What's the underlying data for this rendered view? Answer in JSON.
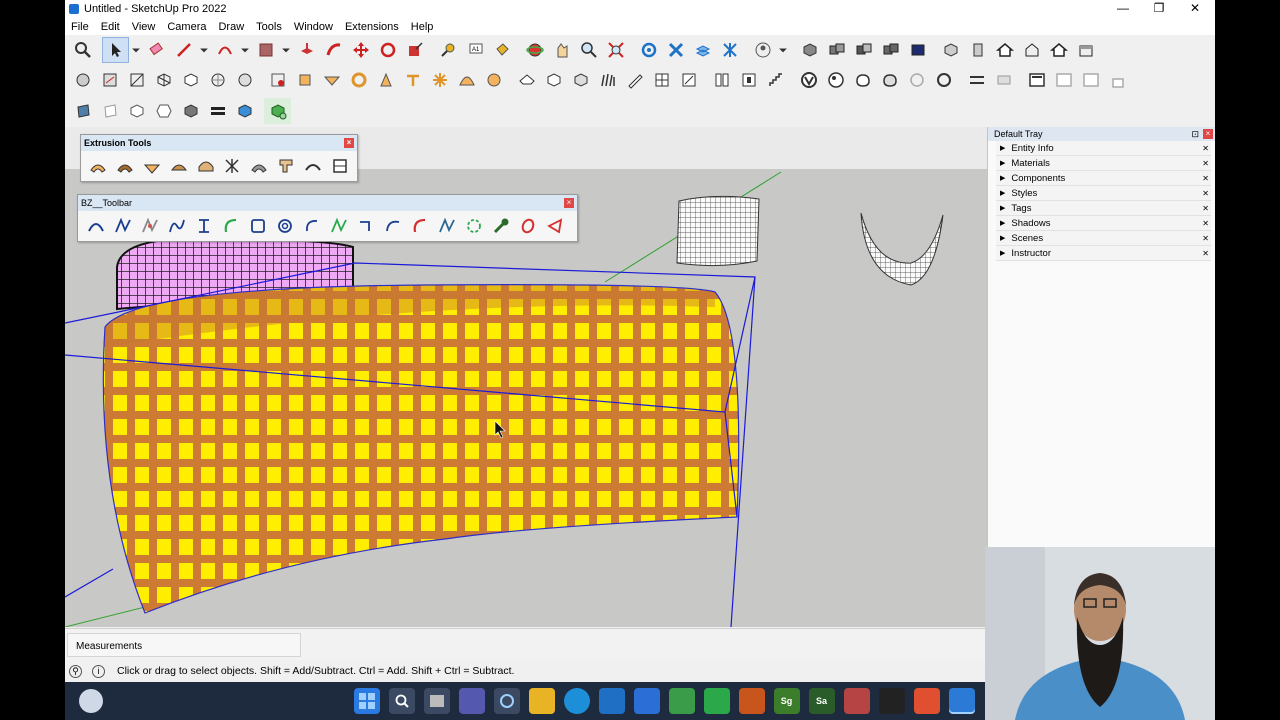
{
  "window": {
    "title": "Untitled - SketchUp Pro 2022",
    "minimize": "—",
    "restore": "❐",
    "close": "✕"
  },
  "menu": [
    "File",
    "Edit",
    "View",
    "Camera",
    "Draw",
    "Tools",
    "Window",
    "Extensions",
    "Help"
  ],
  "floating_toolbars": {
    "extrusion": {
      "title": "Extrusion Tools",
      "close": "×"
    },
    "bz": {
      "title": "BZ__Toolbar",
      "close": "×"
    }
  },
  "tray": {
    "title": "Default Tray",
    "pin": "⊡",
    "close": "×",
    "items": [
      {
        "label": "Entity Info"
      },
      {
        "label": "Materials"
      },
      {
        "label": "Components"
      },
      {
        "label": "Styles"
      },
      {
        "label": "Tags"
      },
      {
        "label": "Shadows"
      },
      {
        "label": "Scenes"
      },
      {
        "label": "Instructor"
      }
    ]
  },
  "measurements": {
    "label": "Measurements"
  },
  "status": {
    "message": "Click or drag to select objects. Shift = Add/Subtract. Ctrl = Add. Shift + Ctrl = Subtract."
  },
  "taskbar": {
    "apps": [
      {
        "name": "windows-start",
        "label": "",
        "color": "#2a7ae2"
      },
      {
        "name": "search",
        "label": "",
        "color": "#3b4a62"
      },
      {
        "name": "task-view",
        "label": "",
        "color": "#3b4a62"
      },
      {
        "name": "teams",
        "label": "",
        "color": "#5558af"
      },
      {
        "name": "cortana",
        "label": "",
        "color": "#3b4a62"
      },
      {
        "name": "file-explorer",
        "label": "",
        "color": "#e8b425"
      },
      {
        "name": "edge",
        "label": "",
        "color": "#1d8fd8"
      },
      {
        "name": "visual-studio-code",
        "label": "",
        "color": "#1f6fc4"
      },
      {
        "name": "store",
        "label": "",
        "color": "#2b6fd6"
      },
      {
        "name": "photos",
        "label": "",
        "color": "#3a9b48"
      },
      {
        "name": "camtasia",
        "label": "",
        "color": "#2aa84a"
      },
      {
        "name": "autocad",
        "label": "",
        "color": "#c8551c"
      },
      {
        "name": "sg",
        "label": "Sg",
        "color": "#3b7d2a"
      },
      {
        "name": "sa",
        "label": "Sa",
        "color": "#2a5c2a"
      },
      {
        "name": "scrabble",
        "label": "",
        "color": "#b64444"
      },
      {
        "name": "unreal",
        "label": "",
        "color": "#222"
      },
      {
        "name": "camtasia-recorder",
        "label": "",
        "color": "#e04f2f"
      },
      {
        "name": "sketchup",
        "label": "",
        "color": "#2b7bd6"
      }
    ]
  },
  "colors": {
    "selection": "#1a1ad8",
    "face": "#ffee00",
    "frame_edge": "#c8762a",
    "axis_green": "#31a131"
  }
}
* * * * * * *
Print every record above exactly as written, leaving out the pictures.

What's the underlying data for this rendered view? Answer in JSON.
{
  "window": {
    "title": "Untitled - SketchUp Pro 2022",
    "minimize": "—",
    "restore": "❐",
    "close": "✕"
  },
  "menu": [
    "File",
    "Edit",
    "View",
    "Camera",
    "Draw",
    "Tools",
    "Window",
    "Extensions",
    "Help"
  ],
  "floating_toolbars": {
    "extrusion": {
      "title": "Extrusion Tools",
      "close": "×"
    },
    "bz": {
      "title": "BZ__Toolbar",
      "close": "×"
    }
  },
  "tray": {
    "title": "Default Tray",
    "pin": "⊡",
    "close": "×",
    "items": [
      {
        "label": "Entity Info"
      },
      {
        "label": "Materials"
      },
      {
        "label": "Components"
      },
      {
        "label": "Styles"
      },
      {
        "label": "Tags"
      },
      {
        "label": "Shadows"
      },
      {
        "label": "Scenes"
      },
      {
        "label": "Instructor"
      }
    ]
  },
  "measurements": {
    "label": "Measurements"
  },
  "status": {
    "message": "Click or drag to select objects. Shift = Add/Subtract. Ctrl = Add. Shift + Ctrl = Subtract."
  },
  "taskbar": {
    "apps": [
      {
        "name": "windows-start",
        "label": "",
        "color": "#2a7ae2"
      },
      {
        "name": "search",
        "label": "",
        "color": "#3b4a62"
      },
      {
        "name": "task-view",
        "label": "",
        "color": "#3b4a62"
      },
      {
        "name": "teams",
        "label": "",
        "color": "#5558af"
      },
      {
        "name": "cortana",
        "label": "",
        "color": "#3b4a62"
      },
      {
        "name": "file-explorer",
        "label": "",
        "color": "#e8b425"
      },
      {
        "name": "edge",
        "label": "",
        "color": "#1d8fd8"
      },
      {
        "name": "visual-studio-code",
        "label": "",
        "color": "#1f6fc4"
      },
      {
        "name": "store",
        "label": "",
        "color": "#2b6fd6"
      },
      {
        "name": "photos",
        "label": "",
        "color": "#3a9b48"
      },
      {
        "name": "camtasia",
        "label": "",
        "color": "#2aa84a"
      },
      {
        "name": "autocad",
        "label": "",
        "color": "#c8551c"
      },
      {
        "name": "sg",
        "label": "Sg",
        "color": "#3b7d2a"
      },
      {
        "name": "sa",
        "label": "Sa",
        "color": "#2a5c2a"
      },
      {
        "name": "scrabble",
        "label": "",
        "color": "#b64444"
      },
      {
        "name": "unreal",
        "label": "",
        "color": "#222"
      },
      {
        "name": "camtasia-recorder",
        "label": "",
        "color": "#e04f2f"
      },
      {
        "name": "sketchup",
        "label": "",
        "color": "#2b7bd6"
      }
    ]
  },
  "colors": {
    "selection": "#1a1ad8",
    "face": "#ffee00",
    "frame_edge": "#c8762a",
    "axis_green": "#31a131"
  }
}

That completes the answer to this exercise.